[irq]: techie interrupted

21/08/2013

30/07/2013

20/06/2013

“ The end result is that compute-centric teams can create logical groupings that are not dependent on the configuration of the underlying network. Need a new logical grouping for some new line-of-business application? No problem, create it and start turning up workloads. Meanwhile, the networking-centric teams are free to design the network for optimal performance, resiliency, and cost-effectiveness without having to take the compute-centric team’s logical groups into consideration. Need to use a routed L3 architecture between pods/racks/ToR switches using VLANs? No problem—build it the way it needs to be built, and the network virtualization solution will handle creating the compute-centric logical grouping. „

Thinking Out Loud: The Future of VLANs - blog.scottlowe.org - The weblog of an IT pro specializing in virtualization, storage, and servers

19/06/2013

18/06/2013

“ If, however, someone tries to sell you software that’s supposed to control your physical switches, and does not support the usual set of protocols you need to integrate the OpenFlow-controlled switches with the rest of your network (example: STP, LACP, LLDP on L2 and some routing protocol on L3), think twice. If you use the OpenFlow-controlled part of the network in an isolated fabric or small-scale environment, you probably don’t care whether the new toy supports STP or OSPF; if you want to integrate it with the rest of your existing data center network, be very careful. „

Implementing Control-Plane Protocols with OpenFlow « ipSpace.net by @ioshints

03/06/2013

“ The detail about the network that is unspoken when the idea of building cheaper network switches is discussed, is the ability to dynamically control and redistribute capacity. Capacity in the network is and has been constrained from the beginning. Capacity is constrained by the physical wires and the protocols that we run over the wires to allow for interoperability, fault detection and restoration. The idea of building overlay networks for virtualized machines is an attempt to solve the challenge of static capacity with programming. If all the compute resources are virtualized, it is possible to build an overlay network that can then move VMs around to pools of capacity in the network. „

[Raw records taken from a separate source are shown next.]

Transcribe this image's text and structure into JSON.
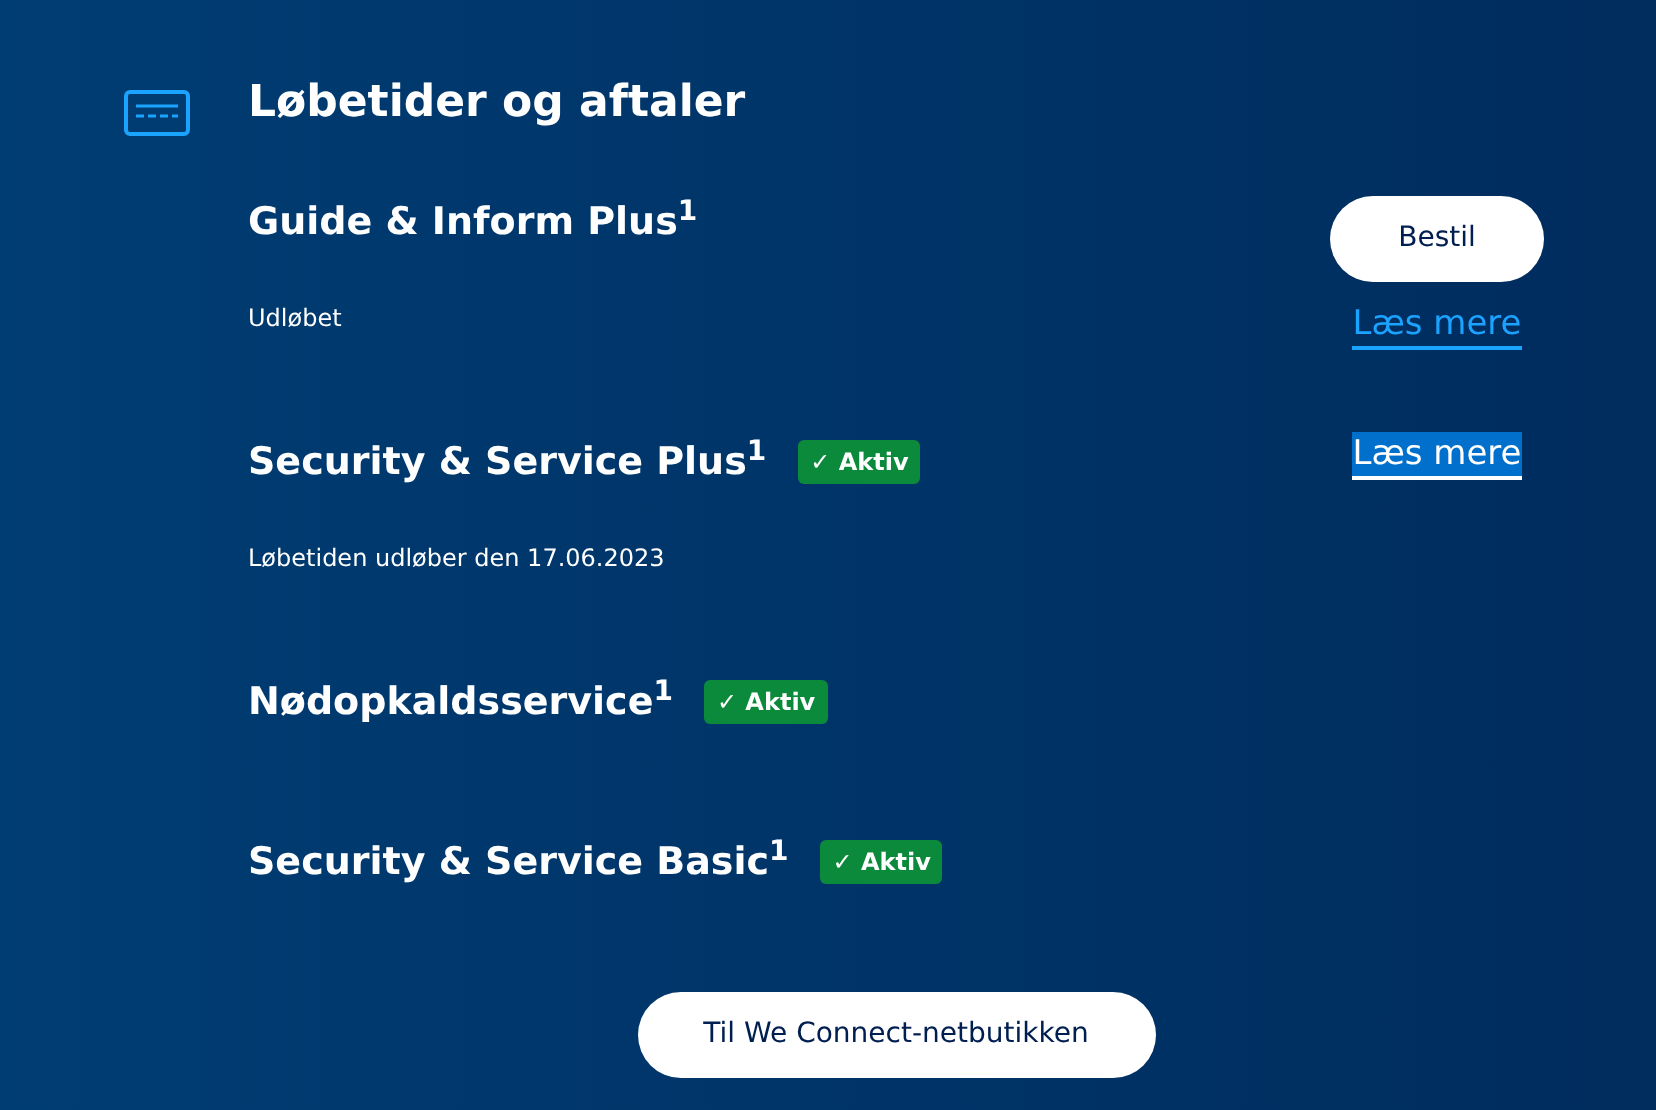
{
  "heading": "Løbetider og aftaler",
  "services": [
    {
      "name": "Guide & Inform Plus",
      "note": "1",
      "status": "Udløbet",
      "actions": [
        {
          "kind": "button",
          "label": "Bestil"
        },
        {
          "kind": "link",
          "label": "Læs mere",
          "focused": false
        }
      ]
    },
    {
      "name": "Security & Service Plus",
      "note": "1",
      "badge": "✓ Aktiv",
      "status": "Løbetiden udløber den 17.06.2023",
      "actions": [
        {
          "kind": "link",
          "label": "Læs mere",
          "focused": true
        }
      ]
    },
    {
      "name": "Nødopkaldsservice",
      "note": "1",
      "badge": "✓ Aktiv"
    },
    {
      "name": "Security & Service Basic",
      "note": "1",
      "badge": "✓ Aktiv"
    }
  ],
  "shop_button": "Til We Connect-netbutikken"
}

Fluidity of Network Capacity, Commoditization, DIY Openness and the Demise of the Network Engineer | SIWDT

27/05/2013

“ The reason is that it’s a new messaging protocol, where you don’t specify the recipients. New protocols are rare. Or more precisely, new protocols that take off are. There are only a handful of commonly used ones: TCP/IP (the Internet), SMTP (email), HTTP (the web), and so on. So any new protocol is a big deal. But Twitter is a protocol owned by a private company. That’s even rarer. „

Why Twitter is a Big Deal

11/05/2013

“ The [Facebook] statistic was for every external 1kb HTTP request, they have a 930x increase in internal traffic. „

Self Similar Nature of Ethernet Traffic | SIWDT

“ The 2008 market crash left IT leaders with far too much IT infrastructure that was misplaced and misallocated to the needs of their customers. See the attached charts of CAPEX. Five years on from 2008 we are in a period of recomposition for the IT industry — especially the network. I suspect that 2014 through 2020 are going to big years in which nearly all the networks on global basis are going to be rebuilt. 2013 is the year in which IT leaders are working through the process of figuring out what the pieces of the new network will look like. Once those technology choices are made, we will be off and running. „

The Bigger Picture – Beyond Incrementalism | SIWDT

blog comments powered by Disqus
« previous | page 2 of 89 | next »
Tumblr » powered Sid05 » templated Disquss » commented